I spent the plane ride from Washington, D.C. to Johannesburg, South Africa trying to convince myself that it was really happening. I’ve since spent 8 weeks working toward that realization which I can say with confidence I did not fully achieve until boarding the return plane.
I’ve been lucky enough to visit Thohoyandou, South Africa and work at the University of Venda on identifying dual infection in HIV samples from Cameroon. HIV, which is a major problem all over the African continent, can be divided into 2 major groups: HIV-1 and HIV-2. The former is vastly more common, and can be further divided, eventually distinguished by subtypes A – K. Subtype B predominates in the western world, and C in South Africa, but Cameroon experiences circulation of almost all the subtypes and their circulating recombinant forms (CRFs) making it the ideal location for an analysis of dual infection, or infection by more than one subtype. High recombinant presence indicates high rates of dual infection because dual infection provides the necessary environment for genetic recombination. Though very few statistics regarding the rates of dual infection exist, Cameroon and other regions observing significant recombination are promising scenes to explore.
My weekdays were spent in the lab amplifying Cameroonian samples for two genes, gp41 and the V3 loop of gp120, to be sequenced and examined for evidence of dual infection. Sequencing is the process of determining the exact genetic code of a DNA sample, and provides information on the protein formulation and their variants. These variants may be indicators of dual infection, and through their analysis I hoped to reveal the prevalence of dual infection in my selected cohort. I successfully amplified 54 samples for V3 and 41 for gp41. Throughout the coming semester, I will sequence them in detail and analyze those results, and the few that I have sequenced already show promising evidence of dual infection. The University of Venda students and faculty were so welcoming and helpful, and I know I would never have made any progress without their consistent support, as well as that from my lab back at UVA.
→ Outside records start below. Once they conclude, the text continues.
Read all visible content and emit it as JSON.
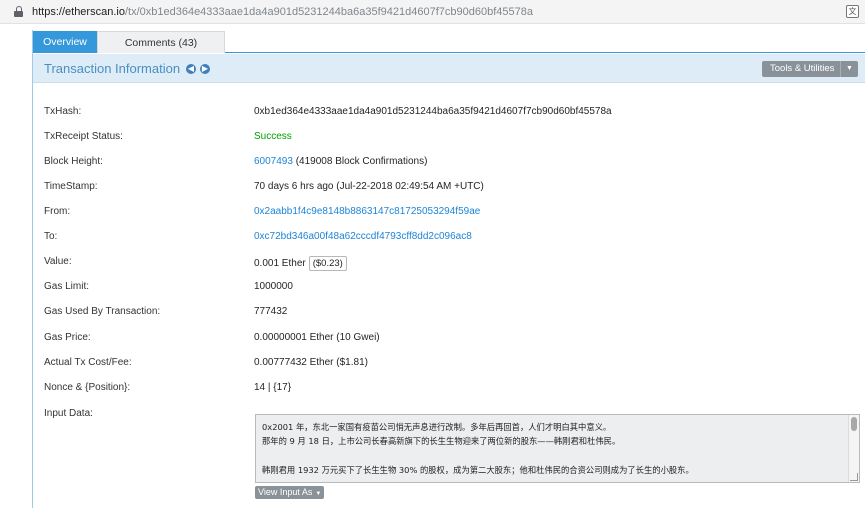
{
  "browser": {
    "url_host": "https://etherscan.io",
    "url_path": "/tx/0xb1ed364e4333aae1da4a901d5231244ba6a35f9421d4607f7cb90d60bf45578a"
  },
  "tabs": {
    "overview": "Overview",
    "comments": "Comments (43)"
  },
  "section": {
    "title": "Transaction Information",
    "prev_icon": "chevron-left-circle-icon",
    "next_icon": "chevron-right-circle-icon",
    "tools_label": "Tools & Utilities"
  },
  "fields": {
    "txhash_label": "TxHash:",
    "txhash_value": "0xb1ed364e4333aae1da4a901d5231244ba6a35f9421d4607f7cb90d60bf45578a",
    "status_label": "TxReceipt Status:",
    "status_value": "Success",
    "block_label": "Block Height:",
    "block_number": "6007493",
    "block_confirmations": " (419008 Block Confirmations)",
    "timestamp_label": "TimeStamp:",
    "timestamp_value": "70 days 6 hrs ago (Jul-22-2018 02:49:54 AM +UTC)",
    "from_label": "From:",
    "from_value": "0x2aabb1f4c9e8148b8863147c81725053294f59ae",
    "to_label": "To:",
    "to_value": "0xc72bd346a00f48a62cccdf4793cff8dd2c096ac8",
    "value_label": "Value:",
    "value_amount": "0.001 Ether",
    "value_usd": "($0.23)",
    "gas_limit_label": "Gas Limit:",
    "gas_limit_value": "1000000",
    "gas_used_label": "Gas Used By Transaction:",
    "gas_used_value": "777432",
    "gas_price_label": "Gas Price:",
    "gas_price_value": "0.00000001 Ether (10 Gwei)",
    "fee_label": "Actual Tx Cost/Fee:",
    "fee_value": "0.00777432 Ether ($1.81)",
    "nonce_label": "Nonce & {Position}:",
    "nonce_value": "14 | {17}",
    "input_label": "Input Data:"
  },
  "input_data": {
    "line1": "0x2001 年，东北一家国有疫苗公司悄无声息进行改制。多年后再回首，人们才明白其中意义。",
    "line2": "那年的 9 月 18 日，上市公司长春高新旗下的长生生物迎来了两位新的股东——韩刚君和杜伟民。",
    "line3": "",
    "line4": "韩刚君用 1932 万元买下了长生生物 30% 的股权，成为第二大股东；他和杜伟民的合资公司则成为了长生的小股东。",
    "view_button": "View Input As"
  }
}
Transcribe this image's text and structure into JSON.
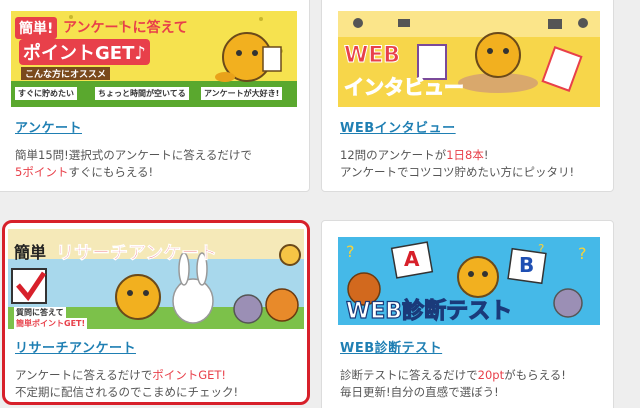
{
  "cards": [
    {
      "title": "アンケート",
      "banner": {
        "tag": "簡単!",
        "line1": "アンケートに答えて",
        "line2": "ポイントGET♪",
        "sub": "こんな方にオススメ",
        "checks": [
          "すぐに貯めたい",
          "ちょっと時間が空いてる",
          "アンケートが大好き!"
        ]
      },
      "desc": {
        "l1": "簡単15問!選択式のアンケートに答えるだけで",
        "l2a": "5ポイント",
        "l2b": "すぐにもらえる!"
      }
    },
    {
      "title": "WEBインタビュー",
      "banner": {
        "line1": "WEB",
        "line2": "インタビュー"
      },
      "desc": {
        "l1a": "12問のアンケートが",
        "l1b": "1日8本",
        "l1c": "!",
        "l2": "アンケートでコツコツ貯めたい方にピッタリ!"
      }
    },
    {
      "title": "リサーチアンケート",
      "banner": {
        "tag": "簡単",
        "line1": "リサーチアンケート",
        "note1": "質問に答えて",
        "note2": "簡単ポイントGET!"
      },
      "desc": {
        "l1a": "アンケートに答えるだけで",
        "l1b": "ポイントGET!",
        "l2": "不定期に配信されるのでこまめにチェック!"
      }
    },
    {
      "title": "WEB診断テスト",
      "banner": {
        "line1": "WEB診断テスト",
        "cardA": "A",
        "cardB": "B"
      },
      "desc": {
        "l1a": "診断テストに答えるだけで",
        "l1b": "20pt",
        "l1c": "がもらえる!",
        "l2": "毎日更新!自分の直感で選ぼう!"
      }
    }
  ],
  "colors": {
    "link": "#1f7fb3",
    "accent_red": "#e8404a",
    "selected_border": "#d7202a"
  }
}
I stayed with a number of other American students, from UVA and otherwise, and we tried to maximize our weekends to see the most of South Africa in this short interval we can. The first weekend we visited Kruger National Park, which is one of the largest attractions in the Limpopo Region of South Africa and home to all the quintessential safari wildlife I never thought I would see outside of a zoo or picture book. The next weekend we visited the largest tree in Africa, the Big Baobab, which was over a thousand years old. We also explored Leshiba National Park, famous for its outstanding rhinoceros population, and Magoebaskloof, a small mountain town with gorgeous scenery and nature walks. Between my weeks in Thohoyandou and weekends exploring the Limpopo province I was able to feel very acquainted with my home away from home by the end of my 8 week stay. The opportunity to study the discipline that matters to me in a place where I could personally observe its effects while expanding my cultural horizons has been incredible. I know I couldn’t have had the same experience in the United States, or anywhere besides Thohoyandou.